The country’s debt-to-income ratio has pushed the nation’s debt to $35 trillion for the very first time in history in the face of record inflation, increasing rates of interest, and the fear of a recession.
The United States public debt stood at $31.1 trillion last Monday as per Treasury Department data published Tuesday. The record-breaking figure comes in the midst of a time when the Federal Reserve continues to hike rates of interest to combat the biggest inflation increase in the last 40 years and the federal government continues to take on loans to combat the spread of the pandemic as well as pay for tax breaks to finance the economy.
“So many of the concerns we’ve had about our growing debt path are starting to show themselves as we both grow our debt and grow our rates of interest,” said Michael Peterson, chief executive officer of the Peterson Foundation, which promotes deficit reduction. “Too many people were complacent about our debt path in part because rates were so low.”
The nation’s debt has increased by almost $8 trillion since the outbreak of the disease and has risen another trillion in the last eight months according to Treasury data.
The United States has borrowed more over the last 10 years than at any time in the past. At the time that former president Barack Obama took office in 2009, the nation’s debt was $10.6 trillion. This was $19.9 trillion when then-President Trump became president in 2017 and increased to nearly $28 trillion when Biden was inaugurated the following year, as per the Treasury Department.
“Excessive borrowing will lead to continued inflationary pressures, drive the national debt to a new record as soon as 2030, and triple federal interest payments over the next decade — or even sooner if interest rates go up faster or by more than expected,” the Committee for a Responsible Federal Budget has written.

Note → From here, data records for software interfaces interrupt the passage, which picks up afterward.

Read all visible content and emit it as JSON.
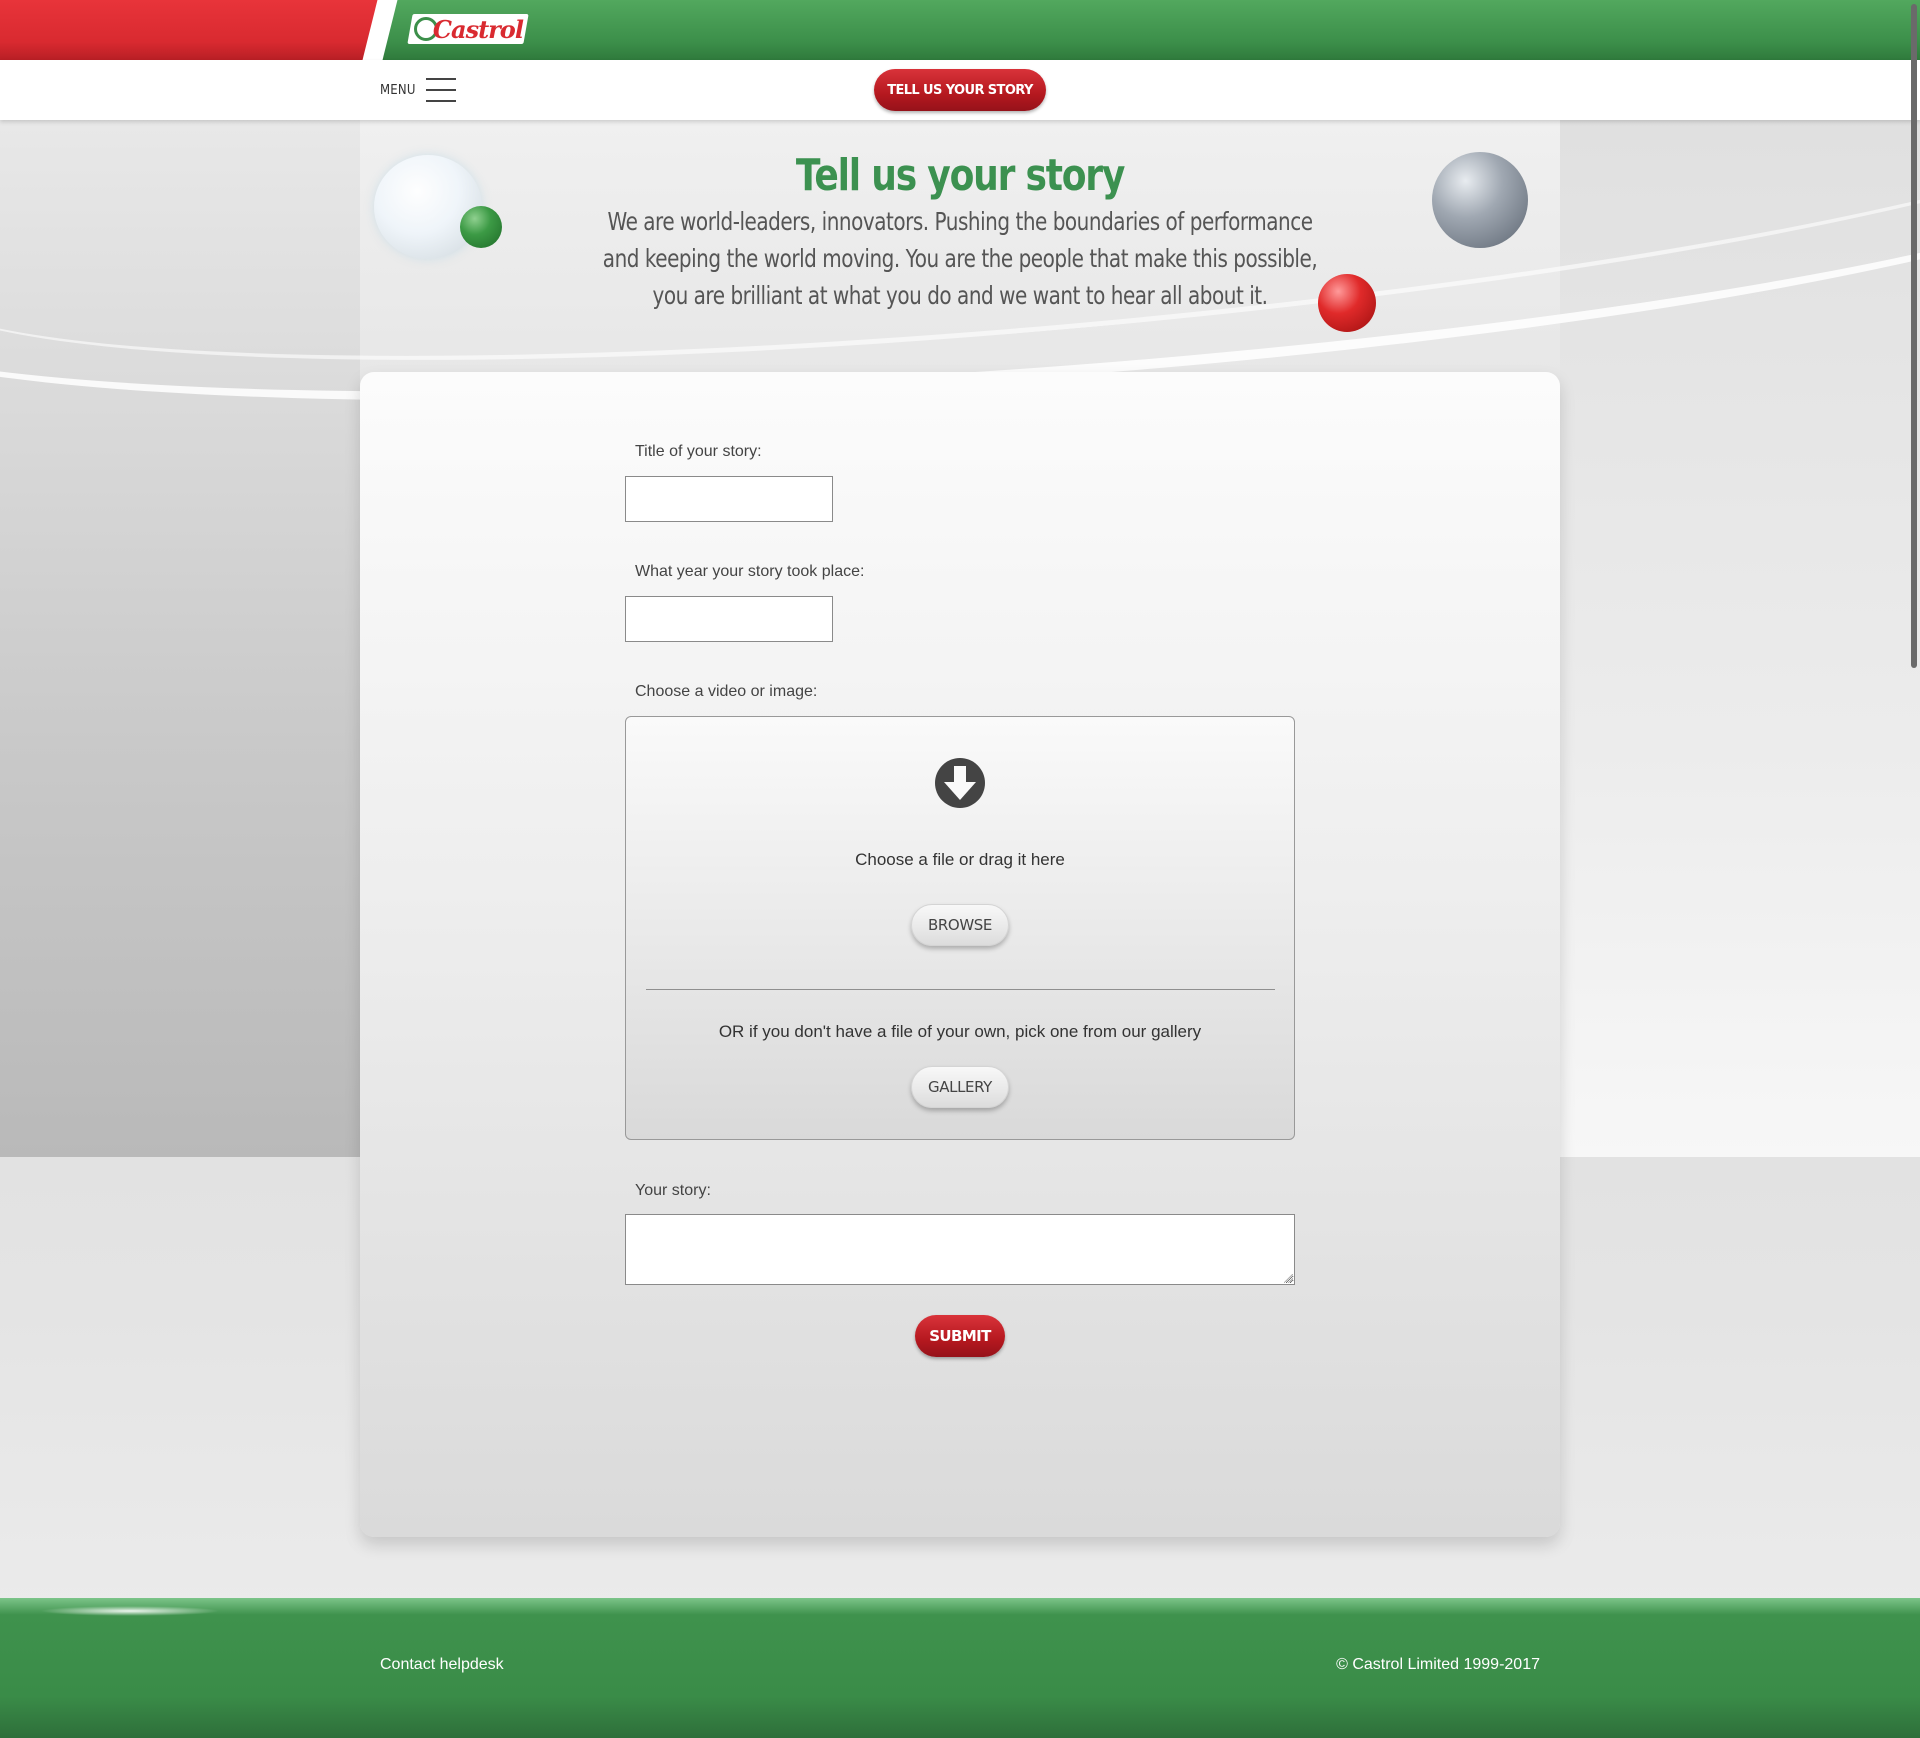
{
  "header": {
    "logo_text": "Castrol"
  },
  "nav": {
    "menu_label": "MENU",
    "cta_label": "TELL US YOUR STORY"
  },
  "hero": {
    "title": "Tell us your story",
    "text": "We are world-leaders, innovators. Pushing the boundaries of performance and keeping the world moving. You are the people that make this possible, you are brilliant at what you do and we want to hear all about it."
  },
  "form": {
    "title_label": "Title of your story:",
    "title_value": "",
    "year_label": "What year your story took place:",
    "year_value": "",
    "media_label": "Choose a video or image:",
    "dropzone_text": "Choose a file or drag it here",
    "browse_label": "BROWSE",
    "gallery_text": "OR if you don't have a file of your own, pick one from our gallery",
    "gallery_label": "GALLERY",
    "story_label": "Your story:",
    "story_value": "",
    "submit_label": "SUBMIT"
  },
  "footer": {
    "contact_label": "Contact helpdesk",
    "copyright": "© Castrol Limited 1999-2017"
  },
  "colors": {
    "brand_green": "#3c9150",
    "brand_red": "#d92a30",
    "button_red": "#b5181f"
  },
  "icons": {
    "upload": "download-arrow-icon",
    "menu": "hamburger-icon"
  }
}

It is estimated that the Biden administration “enacted policies through legislation and executive actions that will add more than $4.8 trillion to deficits between 2021 and 2031,” according to the CRFB which emphasized the Inflation Reduction Act, the Bipartisan Infrastructure Law Student Debt Relief, the American Rescue Plan for COVID-19 relief, and assistance to Ukraine.
“The $4.8 trillion of borrowing approved by the Biden administration is less than the roughly $7.5 trillion President Trump added to the deficit over his term but much more than the $2.5 trillion President Trump had enacted at this point in his term,” the CRFB said.
The Fed continues to increase costs of borrowing following the drop of rates close to zero during the epidemic. Rates are currently closing to 3.25 percent, and they could be higher, adding $1 trillion to the amount that the federal government pays for interest payments in the next decade as per Peterson Foundation estimates.
On Monday, it was reported that the United Nations demanded the United States as well as other wealthy countries to stop raising interest rates, or else risk an economic recession across the world that could affect the poorest countries the most.
“I don’t know where interest rates are going, but whatever you thought a year ago, you definitely have to revise that,” Harvard economist Jason Furman told The New York Times. “The deficit path is almost certainly too high. We were sort of at the edge of ‘OK’ before. We are past ‘OK’ now.”